    Anyway, Colomba was a Dominican nun who lived in Perugia.  She suffered from almost every type of mystical phenomenon—ecstasy, inedia, levitation and the rest.  The Master of the Dominicans felt uncertain whether her spirit was from God or from the Devil.  This was about 1490, when people still believed in both.  In consequence he would have the girl examined by the Holy Father himself who was on a visit to his favourite son, Cesare.  This was duly arranged.  In the great hall at Perugia, which you have doubtless visited, there sat enthroned the Sovereign Pontiff, Alexander VI, with Cesare on his right, Lucrezia on his left and the Papal Court around.  Colomba was introduced.  Upon sight of the Vicar of Christ she immediately went into ecstasy, as should all good nuns.  I seem to remember that she levitated and railed at the Pope from somewhere near the ceiling.  “You who are the Vicar of Christ and act as the vicar of Satan!  You who hold the Keys of the Kingdom but only unlock the doors of brothels!  You who are captain of the Ark of Salvation and have a girl in every port!  You who. . . .”  After twenty minutes of this sort of stuff, the Papal Court felt rather anxious for poor Colomba’s safety.  How do you get girls out of ecstasy?  However, Alexander Borgia turned to the Master of the Dominicans:  “Have no fear, my son; her spirit is certainly from God since everything she says is true.”

    I sometimes wish that I were an ecstatic Dominican nun.  I could keep going for well over twenty minutes.  What I doubt whether the sixth Paul has the humility of the sixth Alexander.  Admittedly, it is far more difficult to be humble if one sins between the ears than if one sins between the sheets.  Anyway, the point is perfectly clear:  Colomba was in opposition to the person of the Pope precisely out of loyalty to the institution of the Papacy.

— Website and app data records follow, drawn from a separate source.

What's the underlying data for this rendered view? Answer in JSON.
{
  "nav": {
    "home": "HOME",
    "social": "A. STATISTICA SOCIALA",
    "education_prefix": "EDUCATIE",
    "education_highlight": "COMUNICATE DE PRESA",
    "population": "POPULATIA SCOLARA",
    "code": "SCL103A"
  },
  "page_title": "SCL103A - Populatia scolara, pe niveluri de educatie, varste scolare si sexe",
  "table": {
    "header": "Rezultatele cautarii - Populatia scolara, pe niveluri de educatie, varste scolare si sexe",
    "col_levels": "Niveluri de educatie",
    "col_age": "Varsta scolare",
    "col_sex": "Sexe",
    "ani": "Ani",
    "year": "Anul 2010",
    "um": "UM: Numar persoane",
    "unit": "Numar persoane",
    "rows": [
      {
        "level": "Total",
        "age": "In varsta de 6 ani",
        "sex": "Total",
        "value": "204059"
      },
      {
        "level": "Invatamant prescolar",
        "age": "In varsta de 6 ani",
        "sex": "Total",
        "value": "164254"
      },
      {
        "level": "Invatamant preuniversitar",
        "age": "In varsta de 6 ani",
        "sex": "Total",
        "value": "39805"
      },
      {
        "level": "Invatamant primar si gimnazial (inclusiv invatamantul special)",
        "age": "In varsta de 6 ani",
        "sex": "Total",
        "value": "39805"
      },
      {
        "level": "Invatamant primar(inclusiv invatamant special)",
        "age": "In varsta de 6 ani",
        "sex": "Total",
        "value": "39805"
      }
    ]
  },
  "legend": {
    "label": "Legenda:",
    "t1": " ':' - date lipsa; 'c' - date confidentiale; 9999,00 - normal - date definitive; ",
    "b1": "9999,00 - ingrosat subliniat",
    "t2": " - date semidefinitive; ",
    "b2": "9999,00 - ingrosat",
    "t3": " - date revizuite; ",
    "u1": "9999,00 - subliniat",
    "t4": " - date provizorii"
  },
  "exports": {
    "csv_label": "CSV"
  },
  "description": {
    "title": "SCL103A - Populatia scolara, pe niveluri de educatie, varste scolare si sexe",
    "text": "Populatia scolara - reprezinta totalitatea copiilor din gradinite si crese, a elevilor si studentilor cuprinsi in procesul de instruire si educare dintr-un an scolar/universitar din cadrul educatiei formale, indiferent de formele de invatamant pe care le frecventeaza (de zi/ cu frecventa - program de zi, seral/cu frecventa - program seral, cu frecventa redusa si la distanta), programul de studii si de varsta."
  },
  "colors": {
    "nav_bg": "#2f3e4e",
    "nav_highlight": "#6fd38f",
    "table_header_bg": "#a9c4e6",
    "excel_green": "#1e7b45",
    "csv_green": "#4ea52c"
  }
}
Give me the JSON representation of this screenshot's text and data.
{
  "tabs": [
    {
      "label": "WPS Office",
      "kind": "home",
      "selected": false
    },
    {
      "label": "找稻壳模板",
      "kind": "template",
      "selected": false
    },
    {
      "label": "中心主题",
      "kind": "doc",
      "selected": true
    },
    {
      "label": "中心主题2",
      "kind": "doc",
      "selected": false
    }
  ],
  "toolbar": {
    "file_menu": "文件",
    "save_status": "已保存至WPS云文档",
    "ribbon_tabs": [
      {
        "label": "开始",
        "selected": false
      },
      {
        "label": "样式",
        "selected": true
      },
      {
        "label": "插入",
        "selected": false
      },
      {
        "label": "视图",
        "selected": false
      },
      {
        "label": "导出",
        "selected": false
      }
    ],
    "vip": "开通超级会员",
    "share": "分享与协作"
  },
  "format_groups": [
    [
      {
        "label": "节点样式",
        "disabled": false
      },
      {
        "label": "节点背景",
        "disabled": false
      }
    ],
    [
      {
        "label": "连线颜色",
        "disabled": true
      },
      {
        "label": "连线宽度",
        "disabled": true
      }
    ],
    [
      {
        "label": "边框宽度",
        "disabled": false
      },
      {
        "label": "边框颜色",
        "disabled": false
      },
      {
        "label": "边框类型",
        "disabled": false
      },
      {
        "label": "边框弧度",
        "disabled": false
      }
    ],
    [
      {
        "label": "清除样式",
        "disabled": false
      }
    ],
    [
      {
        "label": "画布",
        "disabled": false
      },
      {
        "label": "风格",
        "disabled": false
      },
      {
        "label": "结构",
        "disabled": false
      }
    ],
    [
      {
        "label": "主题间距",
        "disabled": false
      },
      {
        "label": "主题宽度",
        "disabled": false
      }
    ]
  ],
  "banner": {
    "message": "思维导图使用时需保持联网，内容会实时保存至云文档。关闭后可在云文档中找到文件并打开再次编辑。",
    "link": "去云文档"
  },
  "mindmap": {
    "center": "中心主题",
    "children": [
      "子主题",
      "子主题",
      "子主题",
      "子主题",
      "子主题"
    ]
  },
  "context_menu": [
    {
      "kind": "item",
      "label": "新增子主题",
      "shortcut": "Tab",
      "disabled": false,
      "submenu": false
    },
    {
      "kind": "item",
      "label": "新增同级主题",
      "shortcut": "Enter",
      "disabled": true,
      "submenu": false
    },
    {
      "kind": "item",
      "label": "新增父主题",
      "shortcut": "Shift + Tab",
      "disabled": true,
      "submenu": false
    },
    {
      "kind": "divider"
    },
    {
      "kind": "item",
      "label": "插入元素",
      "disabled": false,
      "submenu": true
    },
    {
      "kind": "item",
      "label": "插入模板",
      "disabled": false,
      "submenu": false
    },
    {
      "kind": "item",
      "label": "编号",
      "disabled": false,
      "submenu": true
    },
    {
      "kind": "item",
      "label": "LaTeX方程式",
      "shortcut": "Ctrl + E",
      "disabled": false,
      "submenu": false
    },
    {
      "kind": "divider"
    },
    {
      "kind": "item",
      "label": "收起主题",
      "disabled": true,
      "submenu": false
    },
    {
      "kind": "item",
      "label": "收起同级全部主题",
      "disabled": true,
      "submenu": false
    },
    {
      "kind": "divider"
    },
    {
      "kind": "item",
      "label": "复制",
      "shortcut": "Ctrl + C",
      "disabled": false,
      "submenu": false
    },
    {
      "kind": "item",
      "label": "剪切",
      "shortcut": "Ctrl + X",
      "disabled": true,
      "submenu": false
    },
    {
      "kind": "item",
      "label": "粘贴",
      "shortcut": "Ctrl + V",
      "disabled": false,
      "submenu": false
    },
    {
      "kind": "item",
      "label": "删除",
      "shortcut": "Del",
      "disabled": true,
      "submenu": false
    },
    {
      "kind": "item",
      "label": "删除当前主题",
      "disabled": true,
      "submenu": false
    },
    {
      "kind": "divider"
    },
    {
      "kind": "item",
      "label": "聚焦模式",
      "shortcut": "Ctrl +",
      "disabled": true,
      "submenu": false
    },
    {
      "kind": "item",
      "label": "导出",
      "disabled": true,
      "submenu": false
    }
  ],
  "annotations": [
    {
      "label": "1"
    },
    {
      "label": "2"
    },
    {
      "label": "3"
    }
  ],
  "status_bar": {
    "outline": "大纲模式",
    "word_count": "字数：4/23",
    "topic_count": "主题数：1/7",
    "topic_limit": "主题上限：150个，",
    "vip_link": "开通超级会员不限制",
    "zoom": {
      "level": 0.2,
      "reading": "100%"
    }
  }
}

    What I find astonishing in our days is that the situation is exactly reversed.  People can attack the Papacy to their heart’s content provided they do not breathe a word against the person of the Pope.  Our own ecumenists see the Pope as a Constitutional Monarch with plenty of whiskers but no teeth.  Hans Küng is even against the whiskers.  Dom Bernard Bresnet thinks that the Papacy should be a committee with, possibly, a lady chairman.  Professor Delumeau would prefer the pope to be the quinquennially elected President of the World Council of Churches.  All these—and I could name others—are in keeping with the present regime, and Delumeau can even expect a lollypop in his stocking at Christmas.  On the other hand, that benign old gentleman, Archbishop Lefebvre, gets into endless trouble for maintaining that the personal administration of the present Pontiff is an unmitigated disaster.

    Enough of all that.  What I am getting at is perfectly clear.  You should think twice before you start talking about loyalty.  It is certainly you are disloyal downwards.  It is also possible that you are disloyal upwards to the divine institution of the Papacy precisely by toadying to its temporary administrator.

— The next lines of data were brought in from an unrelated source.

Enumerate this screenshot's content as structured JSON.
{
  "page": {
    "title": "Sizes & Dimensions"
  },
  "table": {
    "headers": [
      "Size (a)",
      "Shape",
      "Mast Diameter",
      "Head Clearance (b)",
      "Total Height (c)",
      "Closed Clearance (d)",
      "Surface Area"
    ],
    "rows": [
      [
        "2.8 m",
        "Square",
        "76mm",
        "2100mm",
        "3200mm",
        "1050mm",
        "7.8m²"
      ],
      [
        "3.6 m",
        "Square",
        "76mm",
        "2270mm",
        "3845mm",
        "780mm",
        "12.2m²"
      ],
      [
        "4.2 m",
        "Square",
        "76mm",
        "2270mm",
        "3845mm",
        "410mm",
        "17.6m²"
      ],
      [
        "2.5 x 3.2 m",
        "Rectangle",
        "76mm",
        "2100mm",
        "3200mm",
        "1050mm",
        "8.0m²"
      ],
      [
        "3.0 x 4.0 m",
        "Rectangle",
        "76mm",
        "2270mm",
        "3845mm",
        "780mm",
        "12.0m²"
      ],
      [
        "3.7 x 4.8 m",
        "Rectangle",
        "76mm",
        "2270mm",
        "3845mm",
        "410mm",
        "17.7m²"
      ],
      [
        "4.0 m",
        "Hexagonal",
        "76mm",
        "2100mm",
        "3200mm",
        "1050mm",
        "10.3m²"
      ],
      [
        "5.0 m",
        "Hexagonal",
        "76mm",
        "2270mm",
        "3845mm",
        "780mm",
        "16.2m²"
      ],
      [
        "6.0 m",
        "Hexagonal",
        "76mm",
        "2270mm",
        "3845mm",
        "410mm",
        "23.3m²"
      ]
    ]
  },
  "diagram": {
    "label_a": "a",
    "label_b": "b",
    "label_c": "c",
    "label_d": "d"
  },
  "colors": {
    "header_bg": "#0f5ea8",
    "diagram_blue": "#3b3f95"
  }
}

    I could fill another couple of pages on your accusation that I use the Mass as a banner of revolt.  The trouble is that you have the mind of a drill sergeant.  You could not care less in which direction the platoon is marching provided it keeps in step.  When, at the edge of a precipice, the troops break formation and scurry off, you accuse them of indiscipline.

    Excuse me if I appear to answer you with a bit of your own coinage, but it does not prevent me from being

    Ever devotedly in Dmno,


— Byran Houghton, Mitre and Crook, 1979, pp. 33–36.